While Isaac hasn’t logged a huge number of minutes on the floor this season, he has impressed in his limited action. As Coach Vogel stated, anyone who has taken the time to watch Isaac play this season has noticed his ability to guard other big men and his overall defensive impact.
“I think I’ve been able to do a good job on most of the people that I’ve had to guard,” Isaac said.
Missing Isaac’s defense impact and overall contributions partially explains why the Magic cooled off after their hot start. However, with the playoffs no longer an option, younger players like Isaac now have the opportunity to play with less attention and pressure. While it can be argued that the Magic aren’t really playing for anything, the truth is these late-season games can be an opportunity to develop these younger players and determine what to work on during the offseason.
There is more to Isaac than just basketball, however. Isaac discussed other parts of his life that are important to him, including religion and his faith.
“[M]y faith in Jesus is something that I put a lot of emphasis on,” Isaac told Basketball Insiders. “It’s a part of me.”
Isaac did not hesitate to credit his faith when asked if it helped him push through his injuries.
“I would say definitely,” Isaac said. “Especially with getting injured so early in the season and being out for 40 games. That’s a lot on somebody’s mental capacity and then just staying positive, staying joyful in times where joy doesn’t seem like it’s the right emotion to have. And I definitely [attribute] that to my faith.”

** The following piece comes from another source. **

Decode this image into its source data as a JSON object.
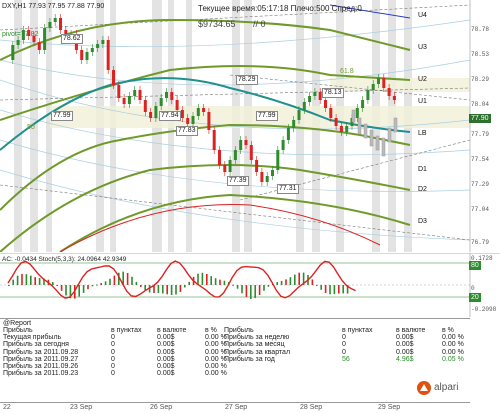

Looking forward, both Vogel and Isaac discussed the future and what the young big man can improve on.
“Offensively, he’s grown in confidence, he’s gained so he’s going to give us a big lift and our future’s bright with him,” Vogel stated.
Isaac gave a hint of his offseason training plans when asked what he looks forward to working on.
“I would say consistency with my jump shot. Really working on my three-ball and I would say ball-handling,” Isaac stated.
When asked if there was anything more he wanted to add, Isaac simply smiled and said, “Oh no, I think I got to get to church right now,” as the team prepared to play later that evening.